CTL: Center for Teaching and Learning

Facilitating Workshops

written by Rachel Jameton and the Working Board

Thank you for being willing to facilitate a workshop at the CTL. Your expertise and passion for teaching is highly valued and greatly appreciated. Below are timelines, and general information, for developing and offering workshops at the CTL. This page is always evolving.

Workshop development and facilitation

Workshops are compassionate and growth-minded, and typically related to engaging students, curriculum design, inclusive practices, and personal growth. Ideally, attendees leave with a new technique that can be implemented immediately, and some new ways to think about teaching in the longer term. 

Preparing for your Workshop

Please contact the CTL at the beginning of the semester, or the semester prior, during which you would like to run your workshop. Here is a rough timeline for planning your workshop:

  • The semester before: contact Rachel at the CTL to let her know you would like to facilitate a workshop at the CTL.    
  • Before the start of the semester in which you will facilitate: You will be sent a calendar in which you can identify the week in which you would like to facilitate your workshop.
  • One month before your workshop or earlier: Rachel will contact you to set up a specific date and time for the workshop, and arrange a time to go over your workshop. You will also need to send in a blurb for the website and Ace.
  • In the month before your workshop: Rachel will advertise through the biweekly email and Facebook.
  • A few days before your workshop: You will be sent a roster of faculty/staff that have signed up by Ace and those faculty/staff will be sent a reminder about the workshop.
  • The day of your workshop: please see Standard Workshop Design below
  • After your workshop: We do not send out official thank you notes, but if you would like one for your portfolio, please request one. Also, if you are interested in survey results, please contact the CTL.
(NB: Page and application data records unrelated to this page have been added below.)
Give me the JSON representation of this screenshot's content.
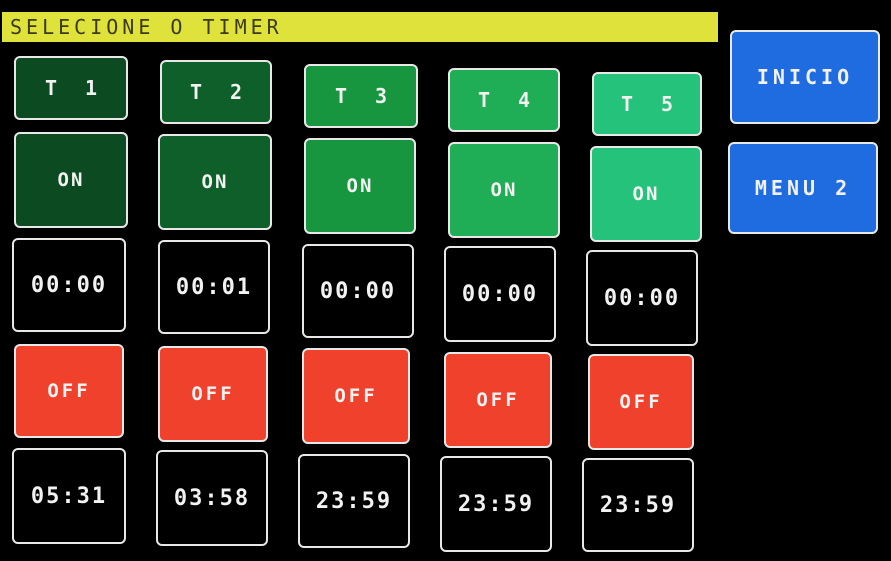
{
  "header": {
    "title": "SELECIONE O TIMER"
  },
  "side_menu": {
    "inicio_label": "INICIO",
    "menu2_label": "MENU 2"
  },
  "colors": {
    "title_bg": "#dfe23a",
    "off": "#f0412c",
    "menu_button": "#1f6be0",
    "timer_shades": [
      "#0c4a22",
      "#0f5f2a",
      "#18963f",
      "#1fae55",
      "#24c27a"
    ]
  },
  "timers": [
    {
      "label": "T 1",
      "on_label": "ON",
      "on_time": "00:00",
      "off_label": "OFF",
      "off_time": "05:31"
    },
    {
      "label": "T 2",
      "on_label": "ON",
      "on_time": "00:01",
      "off_label": "OFF",
      "off_time": "03:58"
    },
    {
      "label": "T 3",
      "on_label": "ON",
      "on_time": "00:00",
      "off_label": "OFF",
      "off_time": "23:59"
    },
    {
      "label": "T 4",
      "on_label": "ON",
      "on_time": "00:00",
      "off_label": "OFF",
      "off_time": "23:59"
    },
    {
      "label": "T 5",
      "on_label": "ON",
      "on_time": "00:00",
      "off_label": "OFF",
      "off_time": "23:59"
    }
  ]
}
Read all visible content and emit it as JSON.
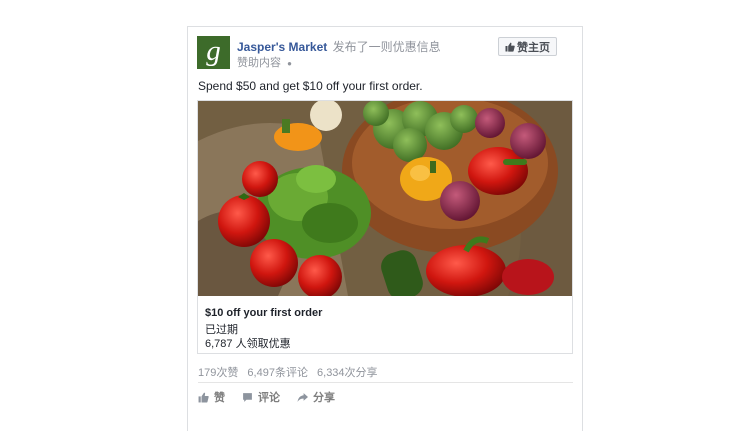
{
  "post": {
    "logo_letter": "g",
    "page_name": "Jasper's Market",
    "action_text": "发布了一则优惠信息",
    "meta": "赞助内容",
    "like_page_label": "赞主页",
    "text": "Spend $50 and get $10 off your first order."
  },
  "offer": {
    "title": "$10 off your first order",
    "status": "已过期",
    "claims": "6,787 人领取优惠"
  },
  "stats": {
    "likes": "179次赞",
    "comments": "6,497条评论",
    "shares": "6,334次分享"
  },
  "actions": {
    "like": "赞",
    "comment": "评论",
    "share": "分享"
  },
  "colors": {
    "link_blue": "#365899",
    "logo_green": "#3d6b2a",
    "muted_grey": "#90949c"
  }
}
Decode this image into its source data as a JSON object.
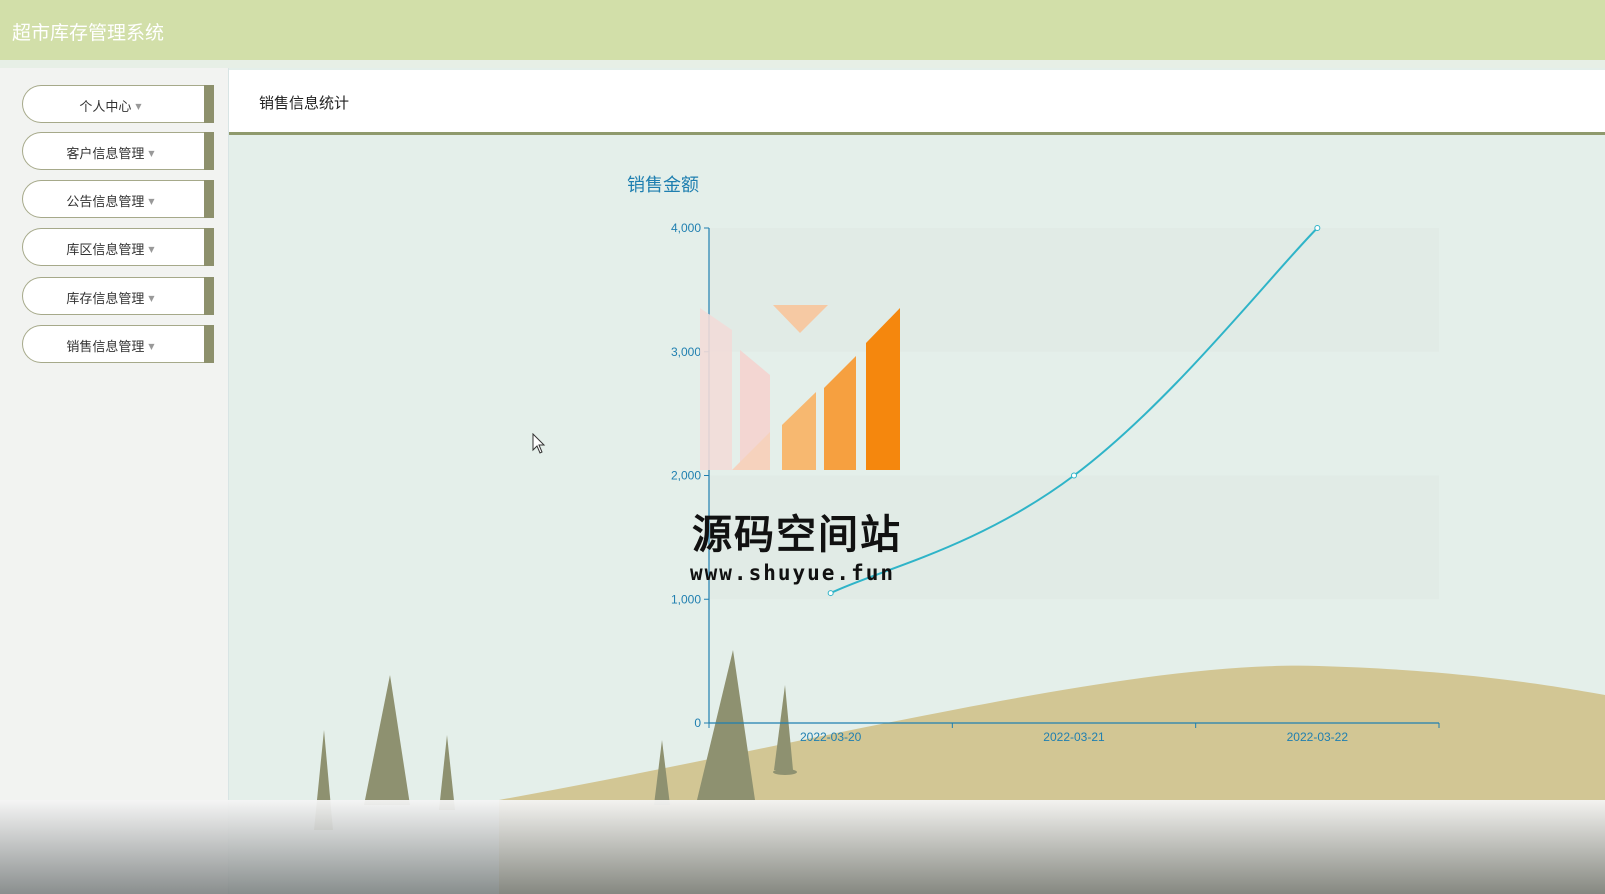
{
  "app": {
    "title": "超市库存管理系统"
  },
  "sidebar": {
    "items": [
      {
        "label": "个人中心",
        "icon": "caret-down-icon"
      },
      {
        "label": "客户信息管理",
        "icon": "caret-down-icon"
      },
      {
        "label": "公告信息管理",
        "icon": "caret-down-icon"
      },
      {
        "label": "库区信息管理",
        "icon": "caret-down-icon"
      },
      {
        "label": "库存信息管理",
        "icon": "caret-down-icon"
      },
      {
        "label": "销售信息管理",
        "icon": "caret-down-icon"
      }
    ]
  },
  "content": {
    "title": "销售信息统计"
  },
  "watermark": {
    "name": "源码空间站",
    "url": "www.shuyue.fun"
  },
  "colors": {
    "topbar": "#d2dfa9",
    "accent": "#8d906c",
    "line": "#2fb4c8",
    "axis": "#1f7fb0",
    "hill": "#d2c694",
    "tree": "#8e9170"
  },
  "chart_data": {
    "type": "line",
    "title": "销售金额",
    "categories": [
      "2022-03-20",
      "2022-03-21",
      "2022-03-22"
    ],
    "series": [
      {
        "values": [
          1050,
          2000,
          4000
        ]
      }
    ],
    "ylim": [
      0,
      4000
    ],
    "yticks": [
      "0",
      "1,000",
      "2,000",
      "3,000",
      "4,000"
    ],
    "xlabel": "",
    "ylabel": "",
    "grid": "alternating bands",
    "smooth": true
  }
}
Suggested Workshop elements and flow

  • Please arrive 10 minutes before to set up room, make tea and connect electronically, get surveys from Rachel, greet attendees
  • Start your workshop with introductions 
  • Note "rules" for discussion if you'd like
  • Model best practices
  • Summarize the conversation
  • Leave time for a reflection on "how can I use this information in my class or my life?" *this is particularly important so that faculty have time to connect the workshop material to their experience*
  • Give the three question assessment 
  • Follow up with thank you and website link

 Best Practices in Facilitation as described by faculty facilitators

  • Plan for every minute
  • Even a one person audience is worth 100% of your time and effort
  • Make sure that everyone introduces themselves
  • Use backwards design: start with your outcomes, then your activities, then your assessment
  • Focus on a clear idea/direction of what to do in the classroom. Faculty should leave with both a new easy-to-implement activity and the content.
  • Model exercises/active learning/CATs/HIPs/UDL with specific attention to your topic. So, if you are discussing relationship based teaching, you should model best practices in relationship building, etc. 
  • Take abundant notes so that you can summarize the conversation
  • Have discussion questions planned out and clearly displayed
  • If possible, sit down
  • Make sure you have a solid foundation in the research before facilitating
  • Give every participant a chance to say something, even just a word or two. If you write down responses, makes sure to value everyone's contribution and write down everyone's responses
  • Give a handout for attendees to write on and take with them
  • Delocalize authority: get your audience to talk with each other
  • Practice beforehand
  • Practice FISH Philosophy https://www.fishphilosophy.com
  • Gauge where people actually are in their knowledge/interest

Mistakes we've learned from

  • Not taking enough notes during the conversation
  • Leaving my phone on :)
  • Trying to pack in too much information and not leaving time for reflection
  • Going down a rabbit hole and running out of time for the important stuff
  • Not giving people enough time to think
  • Overplanning and not being flexible
  • Not having back-up technology
  • Not knowing my audience!

 Discussion guidelines for attendees (on display in CTL)

  • Help us start and end on time
  • Self-regulate your speaking time
  • Expect to be challenged and/or annoyed  and/or feel like you said the wrong thing, even if you didn’t
  • If you need to arrive late, leave early or leave the room at any time, it’s ok
  • Help yourself to tea or other hot drinks, they are relaxing

Ideas and Inspiration pages

Faculty and staff are invited to contribute to the "ideas and inspiration" pages, like this one. Some of these pages stem from a workshop or presentation, while others are an outcome of research, teaching philosophy and experience. Please contact the CTL with your ideas.

Sabbaticals, conference reports and practice presentations

If you have recently taken a sabbatical, travelled or plan to give a talk in the future related to teaching and learning, the CTL is available for reports and practice. We have monitors and projectors, and can connect by zoom to off-campus guests. Depending on content, timing and your wishes, the campus can be invited or a selected audience of your choice.